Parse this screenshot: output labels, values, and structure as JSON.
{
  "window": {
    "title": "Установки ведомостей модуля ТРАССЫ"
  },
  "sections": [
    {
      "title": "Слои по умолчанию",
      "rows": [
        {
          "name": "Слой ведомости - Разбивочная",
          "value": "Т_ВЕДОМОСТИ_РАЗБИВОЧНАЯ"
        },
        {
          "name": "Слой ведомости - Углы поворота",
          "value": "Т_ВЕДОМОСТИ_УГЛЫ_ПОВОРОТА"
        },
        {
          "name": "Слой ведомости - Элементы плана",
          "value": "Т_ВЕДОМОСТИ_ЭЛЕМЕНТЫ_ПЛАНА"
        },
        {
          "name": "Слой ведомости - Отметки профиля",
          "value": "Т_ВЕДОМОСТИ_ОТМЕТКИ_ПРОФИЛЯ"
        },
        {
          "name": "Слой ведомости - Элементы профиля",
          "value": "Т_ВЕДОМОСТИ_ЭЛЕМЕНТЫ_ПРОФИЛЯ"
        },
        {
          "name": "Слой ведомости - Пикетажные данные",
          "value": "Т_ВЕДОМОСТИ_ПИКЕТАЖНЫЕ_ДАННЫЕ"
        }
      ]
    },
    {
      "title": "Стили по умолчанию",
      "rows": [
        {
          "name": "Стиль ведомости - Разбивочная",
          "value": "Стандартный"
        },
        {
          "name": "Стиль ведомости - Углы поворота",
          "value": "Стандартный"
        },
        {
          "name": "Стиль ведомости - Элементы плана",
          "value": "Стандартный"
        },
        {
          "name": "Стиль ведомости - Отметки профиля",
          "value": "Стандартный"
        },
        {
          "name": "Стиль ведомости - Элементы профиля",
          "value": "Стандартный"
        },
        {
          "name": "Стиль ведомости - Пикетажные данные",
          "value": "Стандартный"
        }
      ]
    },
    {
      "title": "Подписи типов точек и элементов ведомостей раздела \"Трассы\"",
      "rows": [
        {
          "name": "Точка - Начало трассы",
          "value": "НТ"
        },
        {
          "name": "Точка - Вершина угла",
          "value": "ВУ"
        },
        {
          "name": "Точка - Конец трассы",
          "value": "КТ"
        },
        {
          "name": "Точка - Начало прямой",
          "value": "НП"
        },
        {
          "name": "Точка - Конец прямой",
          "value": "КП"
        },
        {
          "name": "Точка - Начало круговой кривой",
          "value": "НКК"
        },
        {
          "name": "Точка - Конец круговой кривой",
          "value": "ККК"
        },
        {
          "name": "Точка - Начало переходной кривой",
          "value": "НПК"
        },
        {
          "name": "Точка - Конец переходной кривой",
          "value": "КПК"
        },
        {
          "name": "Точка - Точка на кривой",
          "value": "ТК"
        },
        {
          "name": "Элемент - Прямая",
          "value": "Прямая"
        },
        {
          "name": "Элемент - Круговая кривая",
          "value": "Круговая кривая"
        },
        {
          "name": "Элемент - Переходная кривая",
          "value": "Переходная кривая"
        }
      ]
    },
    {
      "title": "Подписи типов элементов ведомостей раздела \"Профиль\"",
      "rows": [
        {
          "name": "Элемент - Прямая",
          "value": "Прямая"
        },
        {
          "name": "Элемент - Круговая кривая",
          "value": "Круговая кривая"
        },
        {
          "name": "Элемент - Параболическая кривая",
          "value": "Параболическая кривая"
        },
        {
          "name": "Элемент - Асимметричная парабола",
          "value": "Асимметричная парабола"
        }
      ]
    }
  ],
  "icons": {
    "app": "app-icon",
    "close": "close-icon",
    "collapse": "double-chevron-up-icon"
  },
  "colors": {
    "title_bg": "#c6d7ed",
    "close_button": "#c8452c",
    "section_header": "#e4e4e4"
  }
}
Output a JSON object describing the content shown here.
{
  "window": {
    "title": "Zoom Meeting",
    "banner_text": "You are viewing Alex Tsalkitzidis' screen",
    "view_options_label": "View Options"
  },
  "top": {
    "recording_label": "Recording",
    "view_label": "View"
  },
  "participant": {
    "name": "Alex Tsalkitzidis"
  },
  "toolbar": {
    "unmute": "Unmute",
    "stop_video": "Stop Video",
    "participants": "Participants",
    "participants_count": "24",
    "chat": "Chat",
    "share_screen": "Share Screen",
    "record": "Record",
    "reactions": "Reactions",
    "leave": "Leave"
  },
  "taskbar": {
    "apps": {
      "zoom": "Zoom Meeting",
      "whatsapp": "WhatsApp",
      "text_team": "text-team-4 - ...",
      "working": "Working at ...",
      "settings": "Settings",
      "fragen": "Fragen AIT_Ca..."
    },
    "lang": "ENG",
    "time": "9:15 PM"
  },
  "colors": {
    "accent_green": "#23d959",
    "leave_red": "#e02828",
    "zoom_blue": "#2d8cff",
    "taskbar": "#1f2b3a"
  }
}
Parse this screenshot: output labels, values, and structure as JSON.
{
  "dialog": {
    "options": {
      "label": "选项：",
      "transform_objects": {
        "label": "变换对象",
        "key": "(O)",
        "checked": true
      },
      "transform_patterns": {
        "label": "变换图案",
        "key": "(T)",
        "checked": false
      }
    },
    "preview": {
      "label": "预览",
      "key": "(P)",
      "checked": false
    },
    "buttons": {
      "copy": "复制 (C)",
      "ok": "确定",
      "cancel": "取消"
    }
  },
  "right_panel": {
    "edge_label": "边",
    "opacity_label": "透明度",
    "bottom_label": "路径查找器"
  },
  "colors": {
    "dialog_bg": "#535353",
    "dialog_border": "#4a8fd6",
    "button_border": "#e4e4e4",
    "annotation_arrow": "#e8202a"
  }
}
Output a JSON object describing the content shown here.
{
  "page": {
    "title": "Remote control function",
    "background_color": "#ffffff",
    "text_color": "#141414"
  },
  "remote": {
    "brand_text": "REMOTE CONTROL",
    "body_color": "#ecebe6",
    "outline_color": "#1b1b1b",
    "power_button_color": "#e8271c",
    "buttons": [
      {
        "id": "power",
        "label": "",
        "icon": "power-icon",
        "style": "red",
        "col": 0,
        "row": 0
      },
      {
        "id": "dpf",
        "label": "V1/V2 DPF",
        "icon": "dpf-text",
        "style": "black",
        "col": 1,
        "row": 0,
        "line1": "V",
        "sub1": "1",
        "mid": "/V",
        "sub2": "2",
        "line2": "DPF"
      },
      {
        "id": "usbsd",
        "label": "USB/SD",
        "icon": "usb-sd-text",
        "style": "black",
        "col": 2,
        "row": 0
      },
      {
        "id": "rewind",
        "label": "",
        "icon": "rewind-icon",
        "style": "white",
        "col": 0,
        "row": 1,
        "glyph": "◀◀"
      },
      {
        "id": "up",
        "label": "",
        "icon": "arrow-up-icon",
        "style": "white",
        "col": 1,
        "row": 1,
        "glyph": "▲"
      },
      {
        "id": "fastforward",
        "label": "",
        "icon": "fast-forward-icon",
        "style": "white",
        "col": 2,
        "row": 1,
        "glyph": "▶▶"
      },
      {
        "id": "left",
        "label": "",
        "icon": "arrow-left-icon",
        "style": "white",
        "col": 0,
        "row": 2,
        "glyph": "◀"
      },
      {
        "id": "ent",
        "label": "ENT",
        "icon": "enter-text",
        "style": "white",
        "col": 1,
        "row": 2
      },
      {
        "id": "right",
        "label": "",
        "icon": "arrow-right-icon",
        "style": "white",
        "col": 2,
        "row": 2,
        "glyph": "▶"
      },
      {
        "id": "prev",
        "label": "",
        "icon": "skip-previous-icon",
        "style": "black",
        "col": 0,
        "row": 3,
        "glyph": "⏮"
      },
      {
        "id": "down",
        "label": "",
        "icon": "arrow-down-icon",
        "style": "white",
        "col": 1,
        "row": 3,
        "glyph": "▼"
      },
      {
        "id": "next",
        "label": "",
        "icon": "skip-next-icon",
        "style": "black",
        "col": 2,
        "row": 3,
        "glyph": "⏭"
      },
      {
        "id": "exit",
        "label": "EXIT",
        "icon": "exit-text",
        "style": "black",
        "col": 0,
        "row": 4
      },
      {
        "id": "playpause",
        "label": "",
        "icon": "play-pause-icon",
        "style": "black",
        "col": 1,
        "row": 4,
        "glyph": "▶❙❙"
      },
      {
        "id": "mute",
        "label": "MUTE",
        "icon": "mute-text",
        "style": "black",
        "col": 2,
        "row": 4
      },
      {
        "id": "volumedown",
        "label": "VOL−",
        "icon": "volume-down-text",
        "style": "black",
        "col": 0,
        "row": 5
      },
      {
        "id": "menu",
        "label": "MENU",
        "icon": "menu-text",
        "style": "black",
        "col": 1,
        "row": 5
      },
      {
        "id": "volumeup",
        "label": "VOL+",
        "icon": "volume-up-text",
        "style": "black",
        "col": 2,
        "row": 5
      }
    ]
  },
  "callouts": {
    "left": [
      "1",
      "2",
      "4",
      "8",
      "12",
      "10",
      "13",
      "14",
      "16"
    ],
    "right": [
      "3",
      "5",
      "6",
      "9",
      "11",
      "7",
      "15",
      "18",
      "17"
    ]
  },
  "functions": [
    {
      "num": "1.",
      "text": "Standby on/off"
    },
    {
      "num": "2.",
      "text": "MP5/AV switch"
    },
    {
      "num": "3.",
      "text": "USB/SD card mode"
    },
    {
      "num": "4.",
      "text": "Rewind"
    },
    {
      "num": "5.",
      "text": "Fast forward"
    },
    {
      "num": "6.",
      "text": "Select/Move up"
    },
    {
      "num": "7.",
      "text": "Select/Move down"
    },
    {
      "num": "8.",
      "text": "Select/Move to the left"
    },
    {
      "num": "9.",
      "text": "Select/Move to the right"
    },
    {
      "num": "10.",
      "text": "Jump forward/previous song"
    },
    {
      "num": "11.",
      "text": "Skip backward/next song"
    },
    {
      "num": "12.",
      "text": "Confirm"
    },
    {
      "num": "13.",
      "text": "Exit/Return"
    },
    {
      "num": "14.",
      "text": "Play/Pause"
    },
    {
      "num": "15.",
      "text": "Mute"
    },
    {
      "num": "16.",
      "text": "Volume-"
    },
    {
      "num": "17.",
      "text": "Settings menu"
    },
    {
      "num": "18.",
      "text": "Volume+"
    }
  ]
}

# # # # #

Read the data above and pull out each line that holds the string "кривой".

          "name": "Точка - Начало круговой кривой",
          "name": "Точка - Конец круговой кривой",
          "name": "Точка - Начало переходной кривой",
          "name": "Точка - Конец переходной кривой",
          "name": "Точка - Точка на кривой",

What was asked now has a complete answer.